#### Activity
Could you filter the records below down to the lines that include the word "Litany"?

#### Working data
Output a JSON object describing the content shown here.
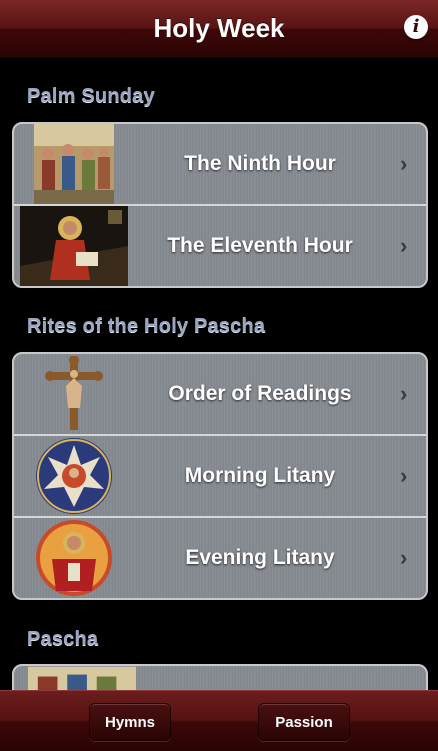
{
  "navbar": {
    "title": "Holy Week",
    "info_icon": "info-icon"
  },
  "sections": [
    {
      "header": "Palm Sunday",
      "items": [
        {
          "label": "The Ninth Hour",
          "icon": "icon-crowd-painting"
        },
        {
          "label": "The Eleventh Hour",
          "icon": "icon-saint-writing"
        }
      ]
    },
    {
      "header": "Rites of the Holy Pascha",
      "items": [
        {
          "label": "Order of Readings",
          "icon": "crucifix-icon"
        },
        {
          "label": "Morning Litany",
          "icon": "star-icon"
        },
        {
          "label": "Evening Litany",
          "icon": "christ-icon"
        }
      ]
    },
    {
      "header": "Pascha",
      "items": []
    }
  ],
  "tabbar": {
    "hymns_label": "Hymns",
    "passion_label": "Passion"
  },
  "colors": {
    "navbar": "#5a1414",
    "section_header": "#9aa6bf",
    "row_bg": "#888c93"
  }
}
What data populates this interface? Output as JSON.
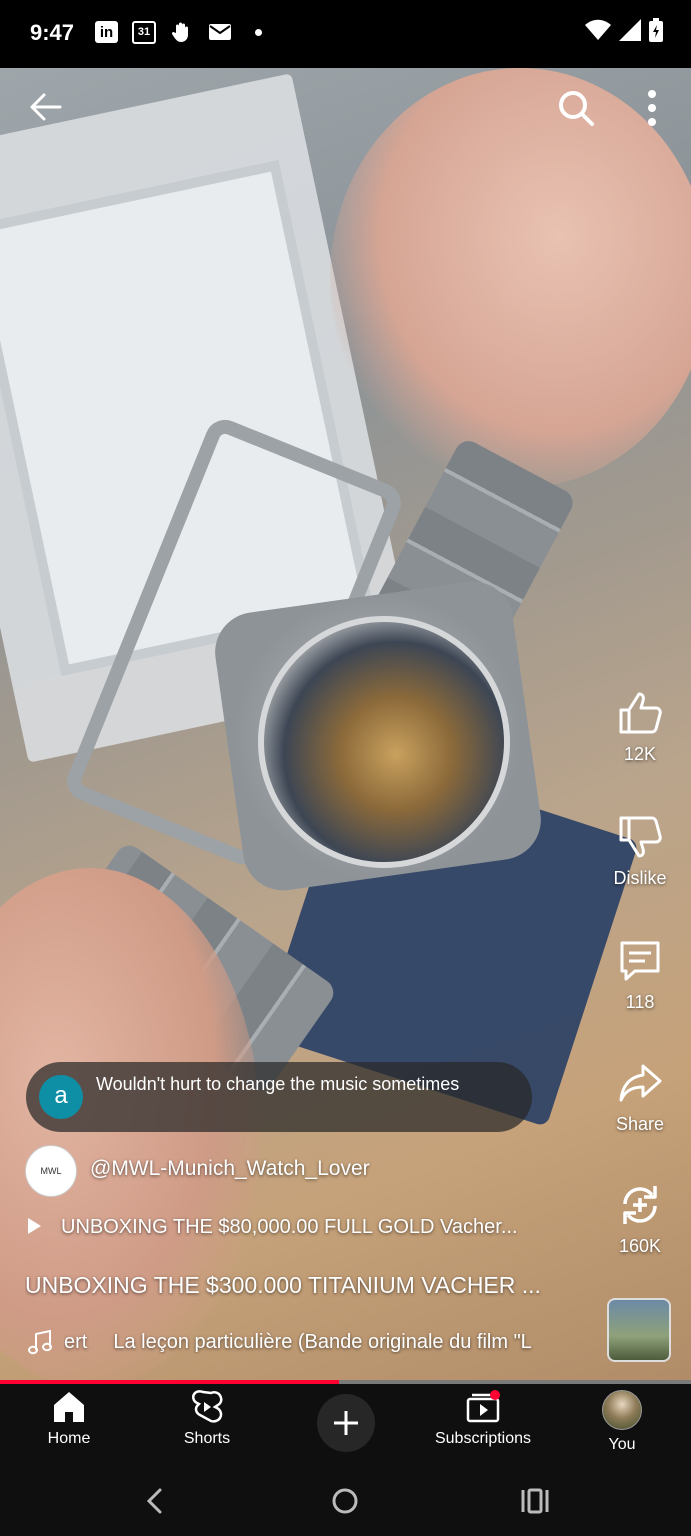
{
  "status_bar": {
    "time": "9:47",
    "calendar_day": "31",
    "left_icons": [
      "linkedin-icon",
      "calendar-icon",
      "hand-icon",
      "mail-icon",
      "dot-icon"
    ],
    "right_icons": [
      "wifi-icon",
      "signal-icon",
      "battery-icon"
    ]
  },
  "top_bar": {
    "icons": [
      "back-arrow-icon",
      "search-icon",
      "more-vert-icon"
    ]
  },
  "actions": {
    "like": "12K",
    "dislike": "Dislike",
    "comments": "118",
    "share": "Share",
    "remix": "160K"
  },
  "comment": {
    "avatar_letter": "a",
    "text": "Wouldn't hurt to change the music sometimes"
  },
  "channel": {
    "avatar_text": "MWL",
    "name": "@MWL-Munich_Watch_Lover"
  },
  "related_video": "UNBOXING THE $80,000.00 FULL GOLD Vacher...",
  "title": "UNBOXING THE $300.000 TITANIUM VACHER ...",
  "music": {
    "artist_fragment": "ert",
    "track": "La leçon particulière (Bande originale du film \"L"
  },
  "progress": {
    "fraction": 0.49
  },
  "nav": {
    "home": "Home",
    "shorts": "Shorts",
    "subscriptions": "Subscriptions",
    "you": "You"
  },
  "colors": {
    "accent": "#ff0033",
    "nav_bg": "#0f0f0f",
    "comment_avatar": "#0f8fa6"
  }
}
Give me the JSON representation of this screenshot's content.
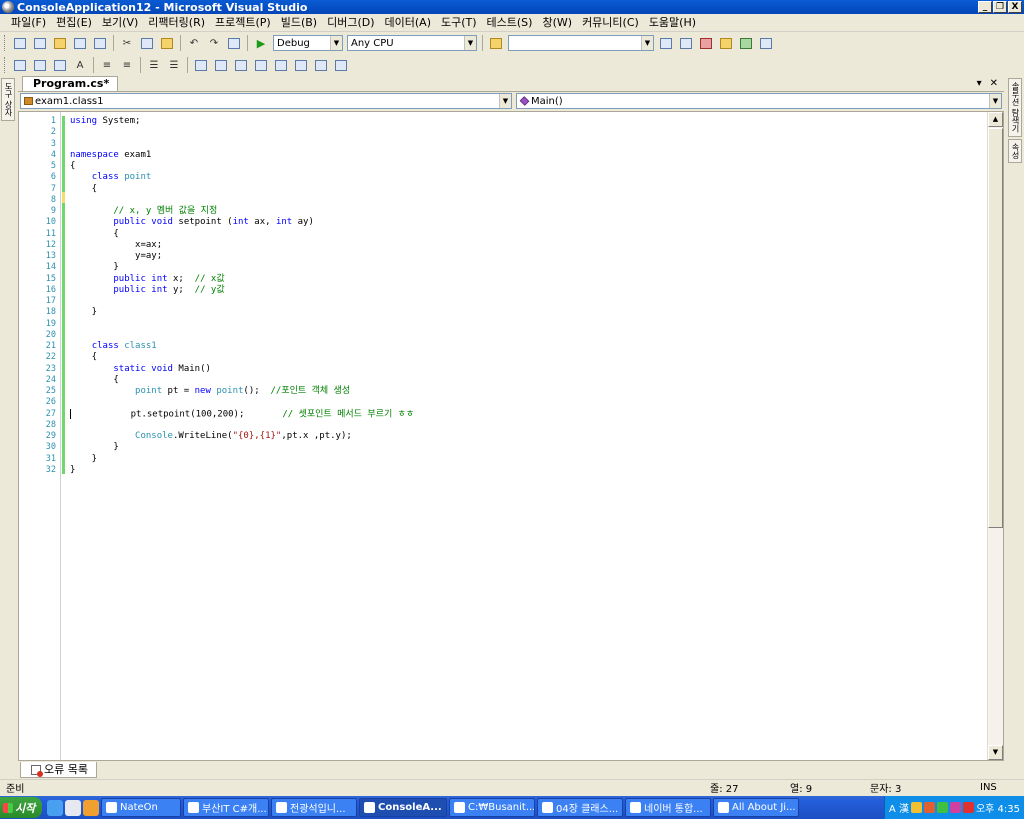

#### Result
          "label": "Morning Litany",
          "label": "Evening Litany",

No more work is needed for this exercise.